**EXERCISE AIM**
The data that follows is to be given again, exactly as written.

**Website and app data records**
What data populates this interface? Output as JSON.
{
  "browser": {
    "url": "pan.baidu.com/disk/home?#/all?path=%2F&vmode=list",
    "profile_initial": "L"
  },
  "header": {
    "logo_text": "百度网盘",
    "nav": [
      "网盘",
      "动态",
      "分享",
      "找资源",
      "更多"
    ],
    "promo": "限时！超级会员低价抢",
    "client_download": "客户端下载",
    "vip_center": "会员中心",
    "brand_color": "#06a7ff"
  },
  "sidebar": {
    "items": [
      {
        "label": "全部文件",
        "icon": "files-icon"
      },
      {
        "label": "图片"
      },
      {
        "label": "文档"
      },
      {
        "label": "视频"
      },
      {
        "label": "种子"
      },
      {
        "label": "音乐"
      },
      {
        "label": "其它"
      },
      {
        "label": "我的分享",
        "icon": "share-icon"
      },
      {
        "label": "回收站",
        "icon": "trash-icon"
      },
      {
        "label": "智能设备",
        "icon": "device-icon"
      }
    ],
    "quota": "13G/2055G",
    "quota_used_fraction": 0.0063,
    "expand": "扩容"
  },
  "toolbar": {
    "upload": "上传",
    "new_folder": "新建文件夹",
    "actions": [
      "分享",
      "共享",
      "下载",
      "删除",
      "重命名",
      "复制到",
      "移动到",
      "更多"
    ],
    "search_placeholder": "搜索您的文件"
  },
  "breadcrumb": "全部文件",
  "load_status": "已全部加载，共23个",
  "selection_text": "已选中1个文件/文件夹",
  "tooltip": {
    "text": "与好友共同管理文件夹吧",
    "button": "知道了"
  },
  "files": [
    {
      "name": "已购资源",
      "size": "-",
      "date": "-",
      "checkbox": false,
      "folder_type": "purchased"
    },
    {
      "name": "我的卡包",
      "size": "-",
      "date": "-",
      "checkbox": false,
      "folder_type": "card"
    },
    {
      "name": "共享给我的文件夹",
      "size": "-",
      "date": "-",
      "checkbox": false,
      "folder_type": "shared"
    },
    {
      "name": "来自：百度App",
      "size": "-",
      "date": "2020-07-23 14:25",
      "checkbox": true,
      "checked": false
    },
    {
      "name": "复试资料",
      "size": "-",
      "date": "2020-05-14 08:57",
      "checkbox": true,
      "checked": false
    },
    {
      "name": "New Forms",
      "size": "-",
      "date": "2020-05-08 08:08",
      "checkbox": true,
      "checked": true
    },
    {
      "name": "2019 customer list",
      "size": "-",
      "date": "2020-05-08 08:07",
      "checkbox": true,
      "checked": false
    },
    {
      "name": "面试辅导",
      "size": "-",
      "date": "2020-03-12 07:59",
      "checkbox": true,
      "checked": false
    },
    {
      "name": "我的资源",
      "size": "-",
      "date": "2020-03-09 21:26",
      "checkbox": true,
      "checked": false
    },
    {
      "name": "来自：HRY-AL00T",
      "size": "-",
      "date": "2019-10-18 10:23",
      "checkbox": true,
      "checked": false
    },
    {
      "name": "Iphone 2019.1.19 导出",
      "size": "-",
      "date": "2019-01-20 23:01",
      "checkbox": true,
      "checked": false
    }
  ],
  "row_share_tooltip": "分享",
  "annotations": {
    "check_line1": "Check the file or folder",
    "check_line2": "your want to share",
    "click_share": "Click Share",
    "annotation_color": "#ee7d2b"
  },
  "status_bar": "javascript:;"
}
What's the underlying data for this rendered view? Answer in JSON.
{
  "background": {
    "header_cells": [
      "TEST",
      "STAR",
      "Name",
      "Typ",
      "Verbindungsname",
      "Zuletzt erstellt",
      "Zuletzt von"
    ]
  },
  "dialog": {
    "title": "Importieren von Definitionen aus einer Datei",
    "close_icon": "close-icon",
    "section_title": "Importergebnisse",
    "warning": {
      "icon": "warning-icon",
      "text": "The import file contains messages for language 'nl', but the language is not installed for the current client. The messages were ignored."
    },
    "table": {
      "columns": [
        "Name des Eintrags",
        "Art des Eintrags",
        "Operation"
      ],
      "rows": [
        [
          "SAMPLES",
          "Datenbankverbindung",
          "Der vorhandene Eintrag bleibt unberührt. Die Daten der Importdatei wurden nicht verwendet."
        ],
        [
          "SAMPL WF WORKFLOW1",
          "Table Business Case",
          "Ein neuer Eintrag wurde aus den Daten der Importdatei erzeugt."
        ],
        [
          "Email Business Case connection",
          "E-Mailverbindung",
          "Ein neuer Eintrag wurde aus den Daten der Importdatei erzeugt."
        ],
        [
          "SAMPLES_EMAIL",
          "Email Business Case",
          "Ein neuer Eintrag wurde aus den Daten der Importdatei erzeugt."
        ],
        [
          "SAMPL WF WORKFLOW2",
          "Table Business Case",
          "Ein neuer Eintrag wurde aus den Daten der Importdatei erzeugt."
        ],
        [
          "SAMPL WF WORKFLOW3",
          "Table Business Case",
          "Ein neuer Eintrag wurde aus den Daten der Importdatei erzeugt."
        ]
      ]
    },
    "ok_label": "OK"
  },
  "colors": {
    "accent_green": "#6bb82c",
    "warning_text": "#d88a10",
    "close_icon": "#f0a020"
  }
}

**SOLUTION TO THIS TASK**
What data populates this interface? Output as JSON.
{
  "browser": {
    "url": "pan.baidu.com/disk/home?#/all?path=%2F&vmode=list",
    "profile_initial": "L"
  },
  "header": {
    "logo_text": "百度网盘",
    "nav": [
      "网盘",
      "动态",
      "分享",
      "找资源",
      "更多"
    ],
    "promo": "限时！超级会员低价抢",
    "client_download": "客户端下载",
    "vip_center": "会员中心",
    "brand_color": "#06a7ff"
  },
  "sidebar": {
    "items": [
      {
        "label": "全部文件",
        "icon": "files-icon"
      },
      {
        "label": "图片"
      },
      {
        "label": "文档"
      },
      {
        "label": "视频"
      },
      {
        "label": "种子"
      },
      {
        "label": "音乐"
      },
      {
        "label": "其它"
      },
      {
        "label": "我的分享",
        "icon": "share-icon"
      },
      {
        "label": "回收站",
        "icon": "trash-icon"
      },
      {
        "label": "智能设备",
        "icon": "device-icon"
      }
    ],
    "quota": "13G/2055G",
    "quota_used_fraction": 0.0063,
    "expand": "扩容"
  },
  "toolbar": {
    "upload": "上传",
    "new_folder": "新建文件夹",
    "actions": [
      "分享",
      "共享",
      "下载",
      "删除",
      "重命名",
      "复制到",
      "移动到",
      "更多"
    ],
    "search_placeholder": "搜索您的文件"
  },
  "breadcrumb": "全部文件",
  "load_status": "已全部加载，共23个",
  "selection_text": "已选中1个文件/文件夹",
  "tooltip": {
    "text": "与好友共同管理文件夹吧",
    "button": "知道了"
  },
  "files": [
    {
      "name": "已购资源",
      "size": "-",
      "date": "-",
      "checkbox": false,
      "folder_type": "purchased"
    },
    {
      "name": "我的卡包",
      "size": "-",
      "date": "-",
      "checkbox": false,
      "folder_type": "card"
    },
    {
      "name": "共享给我的文件夹",
      "size": "-",
      "date": "-",
      "checkbox": false,
      "folder_type": "shared"
    },
    {
      "name": "来自：百度App",
      "size": "-",
      "date": "2020-07-23 14:25",
      "checkbox": true,
      "checked": false
    },
    {
      "name": "复试资料",
      "size": "-",
      "date": "2020-05-14 08:57",
      "checkbox": true,
      "checked": false
    },
    {
      "name": "New Forms",
      "size": "-",
      "date": "2020-05-08 08:08",
      "checkbox": true,
      "checked": true
    },
    {
      "name": "2019 customer list",
      "size": "-",
      "date": "2020-05-08 08:07",
      "checkbox": true,
      "checked": false
    },
    {
      "name": "面试辅导",
      "size": "-",
      "date": "2020-03-12 07:59",
      "checkbox": true,
      "checked": false
    },
    {
      "name": "我的资源",
      "size": "-",
      "date": "2020-03-09 21:26",
      "checkbox": true,
      "checked": false
    },
    {
      "name": "来自：HRY-AL00T",
      "size": "-",
      "date": "2019-10-18 10:23",
      "checkbox": true,
      "checked": false
    },
    {
      "name": "Iphone 2019.1.19 导出",
      "size": "-",
      "date": "2019-01-20 23:01",
      "checkbox": true,
      "checked": false
    }
  ],
  "row_share_tooltip": "分享",
  "annotations": {
    "check_line1": "Check the file or folder",
    "check_line2": "your want to share",
    "click_share": "Click Share",
    "annotation_color": "#ee7d2b"
  },
  "status_bar": "javascript:;"
}
What's the underlying data for this rendered view? Answer in JSON.
{
  "background": {
    "header_cells": [
      "TEST",
      "STAR",
      "Name",
      "Typ",
      "Verbindungsname",
      "Zuletzt erstellt",
      "Zuletzt von"
    ]
  },
  "dialog": {
    "title": "Importieren von Definitionen aus einer Datei",
    "close_icon": "close-icon",
    "section_title": "Importergebnisse",
    "warning": {
      "icon": "warning-icon",
      "text": "The import file contains messages for language 'nl', but the language is not installed for the current client. The messages were ignored."
    },
    "table": {
      "columns": [
        "Name des Eintrags",
        "Art des Eintrags",
        "Operation"
      ],
      "rows": [
        [
          "SAMPLES",
          "Datenbankverbindung",
          "Der vorhandene Eintrag bleibt unberührt. Die Daten der Importdatei wurden nicht verwendet."
        ],
        [
          "SAMPL WF WORKFLOW1",
          "Table Business Case",
          "Ein neuer Eintrag wurde aus den Daten der Importdatei erzeugt."
        ],
        [
          "Email Business Case connection",
          "E-Mailverbindung",
          "Ein neuer Eintrag wurde aus den Daten der Importdatei erzeugt."
        ],
        [
          "SAMPLES_EMAIL",
          "Email Business Case",
          "Ein neuer Eintrag wurde aus den Daten der Importdatei erzeugt."
        ],
        [
          "SAMPL WF WORKFLOW2",
          "Table Business Case",
          "Ein neuer Eintrag wurde aus den Daten der Importdatei erzeugt."
        ],
        [
          "SAMPL WF WORKFLOW3",
          "Table Business Case",
          "Ein neuer Eintrag wurde aus den Daten der Importdatei erzeugt."
        ]
      ]
    },
    "ok_label": "OK"
  },
  "colors": {
    "accent_green": "#6bb82c",
    "warning_text": "#d88a10",
    "close_icon": "#f0a020"
  }
}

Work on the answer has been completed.